• _Problem description_
Retype every record exactly. Skip the images.

Items from an interface collection:

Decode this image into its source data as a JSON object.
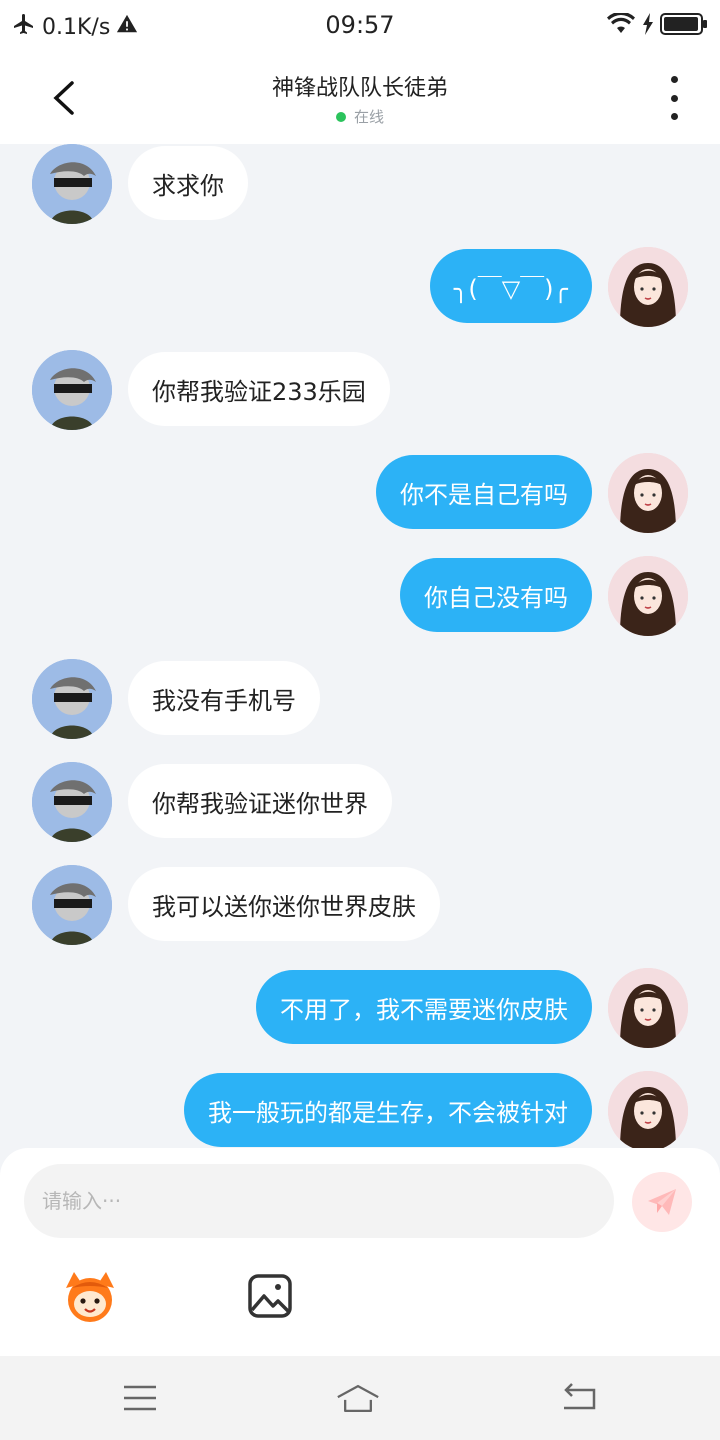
{
  "status_bar": {
    "speed": "0.1K/s",
    "time": "09:57",
    "icons": [
      "airplane-icon",
      "warning-icon",
      "wifi-icon",
      "charging-icon",
      "battery-icon"
    ]
  },
  "header": {
    "title": "神锋战队队长徒弟",
    "presence": "在线",
    "presence_color": "#2bc35c"
  },
  "colors": {
    "bubble_out": "#2cb2f6",
    "bubble_in": "#ffffff",
    "background": "#f2f4f7"
  },
  "messages": [
    {
      "side": "in",
      "text": "求求你"
    },
    {
      "side": "out",
      "text": "╮(￣▽￣)╭"
    },
    {
      "side": "in",
      "text": "你帮我验证233乐园"
    },
    {
      "side": "out",
      "text": "你不是自己有吗"
    },
    {
      "side": "out",
      "text": "你自己没有吗"
    },
    {
      "side": "in",
      "text": "我没有手机号"
    },
    {
      "side": "in",
      "text": "你帮我验证迷你世界"
    },
    {
      "side": "in",
      "text": "我可以送你迷你世界皮肤"
    },
    {
      "side": "out",
      "text": "不用了，我不需要迷你皮肤"
    },
    {
      "side": "out",
      "text": "我一般玩的都是生存，不会被针对"
    }
  ],
  "input": {
    "placeholder": "请输入···"
  }
}
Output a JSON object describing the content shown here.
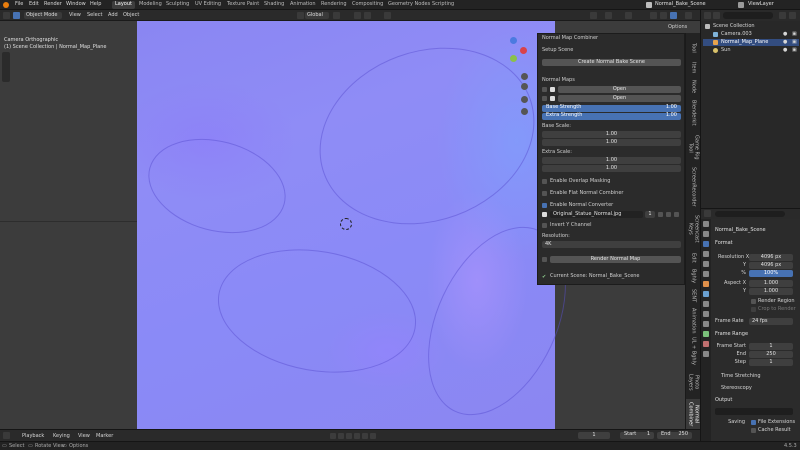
{
  "menu": {
    "items": [
      "File",
      "Edit",
      "Render",
      "Window",
      "Help"
    ],
    "workspaces": [
      "Layout",
      "Modeling",
      "Sculpting",
      "UV Editing",
      "Texture Paint",
      "Shading",
      "Animation",
      "Rendering",
      "Compositing",
      "Geometry Nodes",
      "Scripting"
    ],
    "active_workspace": "Layout",
    "scene": "Normal_Bake_Scene",
    "view_layer": "ViewLayer"
  },
  "editor_header": {
    "mode": "Object Mode",
    "menus": [
      "View",
      "Select",
      "Add",
      "Object"
    ],
    "orientation": "Global",
    "options": "Options"
  },
  "viewport": {
    "camera_label": "Camera Orthographic",
    "collection_label": "(1) Scene Collection | Normal_Map_Plane"
  },
  "panel": {
    "title": "Normal Map Combiner",
    "setup_section": "Setup Scene",
    "create_button": "Create Normal Bake Scene",
    "maps_section": "Normal Maps",
    "open_label": "Open",
    "base_strength_label": "Base Strength",
    "base_strength_value": "1.00",
    "extra_strength_label": "Extra Strength",
    "extra_strength_value": "1.00",
    "base_scale_label": "Base Scale:",
    "base_scale_values": [
      "1.00",
      "1.00"
    ],
    "extra_scale_label": "Extra Scale:",
    "extra_scale_values": [
      "1.00",
      "1.00"
    ],
    "overlap_masking": "Enable Overlap Masking",
    "flat_normal": "Enable Flat Normal Combiner",
    "normal_converter": "Enable Normal Converter",
    "converter_file": "Original_Statue_Normal.jpg",
    "converter_users": "1",
    "invert_y": "Invert Y Channel",
    "resolution_label": "Resolution:",
    "resolution_value": "4K",
    "render_button": "Render Normal Map",
    "current_scene": "Current Scene: Normal_Bake_Scene"
  },
  "side_tabs": [
    "Normal Combiner",
    "Photo Layers",
    "UL + Bghly",
    "Animation",
    "SENT",
    "Bghly",
    "Edit",
    "Screencast Keys",
    "ScreenRecorder",
    "Game Rig Tool",
    "Blenderkit",
    "Node",
    "Item",
    "Tool"
  ],
  "outliner": {
    "root": "Scene Collection",
    "items": [
      "Camera.003",
      "Normal_Map_Plane",
      "Sun"
    ]
  },
  "properties": {
    "scene_name": "Normal_Bake_Scene",
    "format_section": "Format",
    "resolution_x_label": "Resolution X",
    "resolution_x": "4096 px",
    "resolution_y_label": "Y",
    "resolution_y": "4096 px",
    "percent_label": "%",
    "percent": "100%",
    "aspect_x_label": "Aspect X",
    "aspect_x": "1.000",
    "aspect_y_label": "Y",
    "aspect_y": "1.000",
    "render_region": "Render Region",
    "crop_label": "Crop to Render",
    "frame_rate_label": "Frame Rate",
    "frame_rate": "24 fps",
    "frame_range_section": "Frame Range",
    "frame_start_label": "Frame Start",
    "frame_start": "1",
    "end_label": "End",
    "end": "250",
    "step_label": "Step",
    "step": "1",
    "time_stretching": "Time Stretching",
    "stereoscopy": "Stereoscopy",
    "output_section": "Output",
    "saving_label": "Saving",
    "file_extensions": "File Extensions",
    "cache_result": "Cache Result"
  },
  "timeline": {
    "menus": [
      "Playback",
      "Keying",
      "View",
      "Marker"
    ],
    "current_frame": "1",
    "start_label": "Start",
    "start": "1",
    "end_label": "End",
    "end": "250"
  },
  "status": {
    "items": [
      "Select",
      "Rotate View",
      "Options"
    ],
    "version": "4.5.3"
  }
}
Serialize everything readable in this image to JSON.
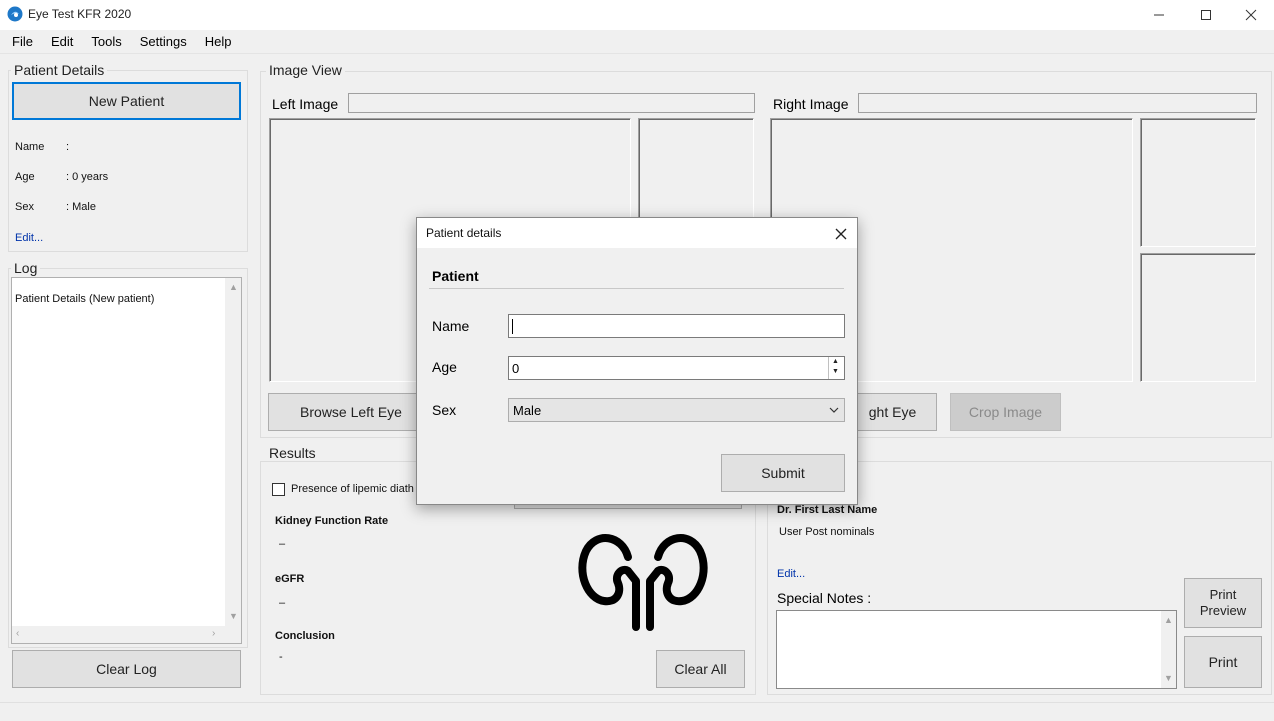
{
  "window": {
    "title": "Eye Test KFR 2020"
  },
  "menu": [
    "File",
    "Edit",
    "Tools",
    "Settings",
    "Help"
  ],
  "patient_details": {
    "group_title": "Patient Details",
    "new_patient_label": "New Patient",
    "name_label": "Name",
    "name_value": ":",
    "age_label": "Age",
    "age_value": ": 0 years",
    "sex_label": "Sex",
    "sex_value": ": Male",
    "edit_link": "Edit..."
  },
  "log": {
    "group_title": "Log",
    "entries": [
      "Patient Details (New patient)"
    ],
    "clear_label": "Clear Log"
  },
  "image_view": {
    "group_title": "Image View",
    "left_label": "Left Image",
    "right_label": "Right Image",
    "browse_left_label": "Browse Left Eye",
    "browse_right_label": "ght Eye",
    "crop_label": "Crop Image"
  },
  "results": {
    "group_title": "Results",
    "lipemic_label": "Presence of lipemic diath",
    "kidney_rate_label": "Kidney Function Rate",
    "kidney_rate_value": "–",
    "egfr_label": "eGFR",
    "egfr_value": "–",
    "conclusion_label": "Conclusion",
    "conclusion_value": "-",
    "clear_all_label": "Clear All"
  },
  "doctor": {
    "name": "Dr. First Last Name",
    "post_nominals": "User Post nominals",
    "edit_link": "Edit...",
    "special_notes_label": "Special Notes :",
    "print_preview_label": "Print Preview",
    "print_label": "Print"
  },
  "dialog": {
    "title": "Patient details",
    "section": "Patient",
    "name_label": "Name",
    "name_value": "",
    "age_label": "Age",
    "age_value": "0",
    "sex_label": "Sex",
    "sex_value": "Male",
    "submit_label": "Submit"
  },
  "colors": {
    "accent": "#0078d7",
    "link": "#0033aa"
  }
}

• _Solution_
Decode this image into its source data as a JSON object.
{
  "status_bar": {
    "speed": "0.1K/s",
    "time": "09:57",
    "icons": [
      "airplane-icon",
      "warning-icon",
      "wifi-icon",
      "charging-icon",
      "battery-icon"
    ]
  },
  "header": {
    "title": "神锋战队队长徒弟",
    "presence": "在线",
    "presence_color": "#2bc35c"
  },
  "colors": {
    "bubble_out": "#2cb2f6",
    "bubble_in": "#ffffff",
    "background": "#f2f4f7"
  },
  "messages": [
    {
      "side": "in",
      "text": "求求你"
    },
    {
      "side": "out",
      "text": "╮(￣▽￣)╭"
    },
    {
      "side": "in",
      "text": "你帮我验证233乐园"
    },
    {
      "side": "out",
      "text": "你不是自己有吗"
    },
    {
      "side": "out",
      "text": "你自己没有吗"
    },
    {
      "side": "in",
      "text": "我没有手机号"
    },
    {
      "side": "in",
      "text": "你帮我验证迷你世界"
    },
    {
      "side": "in",
      "text": "我可以送你迷你世界皮肤"
    },
    {
      "side": "out",
      "text": "不用了，我不需要迷你皮肤"
    },
    {
      "side": "out",
      "text": "我一般玩的都是生存，不会被针对"
    }
  ],
  "input": {
    "placeholder": "请输入···"
  }
}
Output a JSON object describing the content shown here.
{
  "menu": {
    "items": [
      "File",
      "Edit",
      "Render",
      "Window",
      "Help"
    ],
    "workspaces": [
      "Layout",
      "Modeling",
      "Sculpting",
      "UV Editing",
      "Texture Paint",
      "Shading",
      "Animation",
      "Rendering",
      "Compositing",
      "Geometry Nodes",
      "Scripting"
    ],
    "active_workspace": "Layout",
    "scene": "Normal_Bake_Scene",
    "view_layer": "ViewLayer"
  },
  "editor_header": {
    "mode": "Object Mode",
    "menus": [
      "View",
      "Select",
      "Add",
      "Object"
    ],
    "orientation": "Global",
    "options": "Options"
  },
  "viewport": {
    "camera_label": "Camera Orthographic",
    "collection_label": "(1) Scene Collection | Normal_Map_Plane"
  },
  "panel": {
    "title": "Normal Map Combiner",
    "setup_section": "Setup Scene",
    "create_button": "Create Normal Bake Scene",
    "maps_section": "Normal Maps",
    "open_label": "Open",
    "base_strength_label": "Base Strength",
    "base_strength_value": "1.00",
    "extra_strength_label": "Extra Strength",
    "extra_strength_value": "1.00",
    "base_scale_label": "Base Scale:",
    "base_scale_values": [
      "1.00",
      "1.00"
    ],
    "extra_scale_label": "Extra Scale:",
    "extra_scale_values": [
      "1.00",
      "1.00"
    ],
    "overlap_masking": "Enable Overlap Masking",
    "flat_normal": "Enable Flat Normal Combiner",
    "normal_converter": "Enable Normal Converter",
    "converter_file": "Original_Statue_Normal.jpg",
    "converter_users": "1",
    "invert_y": "Invert Y Channel",
    "resolution_label": "Resolution:",
    "resolution_value": "4K",
    "render_button": "Render Normal Map",
    "current_scene": "Current Scene: Normal_Bake_Scene"
  },
  "side_tabs": [
    "Normal Combiner",
    "Photo Layers",
    "UL + Bghly",
    "Animation",
    "SENT",
    "Bghly",
    "Edit",
    "Screencast Keys",
    "ScreenRecorder",
    "Game Rig Tool",
    "Blenderkit",
    "Node",
    "Item",
    "Tool"
  ],
  "outliner": {
    "root": "Scene Collection",
    "items": [
      "Camera.003",
      "Normal_Map_Plane",
      "Sun"
    ]
  },
  "properties": {
    "scene_name": "Normal_Bake_Scene",
    "format_section": "Format",
    "resolution_x_label": "Resolution X",
    "resolution_x": "4096 px",
    "resolution_y_label": "Y",
    "resolution_y": "4096 px",
    "percent_label": "%",
    "percent": "100%",
    "aspect_x_label": "Aspect X",
    "aspect_x": "1.000",
    "aspect_y_label": "Y",
    "aspect_y": "1.000",
    "render_region": "Render Region",
    "crop_label": "Crop to Render",
    "frame_rate_label": "Frame Rate",
    "frame_rate": "24 fps",
    "frame_range_section": "Frame Range",
    "frame_start_label": "Frame Start",
    "frame_start": "1",
    "end_label": "End",
    "end": "250",
    "step_label": "Step",
    "step": "1",
    "time_stretching": "Time Stretching",
    "stereoscopy": "Stereoscopy",
    "output_section": "Output",
    "saving_label": "Saving",
    "file_extensions": "File Extensions",
    "cache_result": "Cache Result"
  },
  "timeline": {
    "menus": [
      "Playback",
      "Keying",
      "View",
      "Marker"
    ],
    "current_frame": "1",
    "start_label": "Start",
    "start": "1",
    "end_label": "End",
    "end": "250"
  },
  "status": {
    "items": [
      "Select",
      "Rotate View",
      "Options"
    ],
    "version": "4.5.3"
  }
}
Serialize everything readable in this image to JSON.
{
  "window": {
    "title": "Eye Test KFR 2020"
  },
  "menu": [
    "File",
    "Edit",
    "Tools",
    "Settings",
    "Help"
  ],
  "patient_details": {
    "group_title": "Patient Details",
    "new_patient_label": "New Patient",
    "name_label": "Name",
    "name_value": ":",
    "age_label": "Age",
    "age_value": ": 0 years",
    "sex_label": "Sex",
    "sex_value": ": Male",
    "edit_link": "Edit..."
  },
  "log": {
    "group_title": "Log",
    "entries": [
      "Patient Details (New patient)"
    ],
    "clear_label": "Clear Log"
  },
  "image_view": {
    "group_title": "Image View",
    "left_label": "Left Image",
    "right_label": "Right Image",
    "browse_left_label": "Browse Left Eye",
    "browse_right_label": "ght Eye",
    "crop_label": "Crop Image"
  },
  "results": {
    "group_title": "Results",
    "lipemic_label": "Presence of lipemic diath",
    "kidney_rate_label": "Kidney Function Rate",
    "kidney_rate_value": "–",
    "egfr_label": "eGFR",
    "egfr_value": "–",
    "conclusion_label": "Conclusion",
    "conclusion_value": "-",
    "clear_all_label": "Clear All"
  },
  "doctor": {
    "name": "Dr. First Last Name",
    "post_nominals": "User Post nominals",
    "edit_link": "Edit...",
    "special_notes_label": "Special Notes :",
    "print_preview_label": "Print Preview",
    "print_label": "Print"
  },
  "dialog": {
    "title": "Patient details",
    "section": "Patient",
    "name_label": "Name",
    "name_value": "",
    "age_label": "Age",
    "age_value": "0",
    "sex_label": "Sex",
    "sex_value": "Male",
    "submit_label": "Submit"
  },
  "colors": {
    "accent": "#0078d7",
    "link": "#0033aa"
  }
}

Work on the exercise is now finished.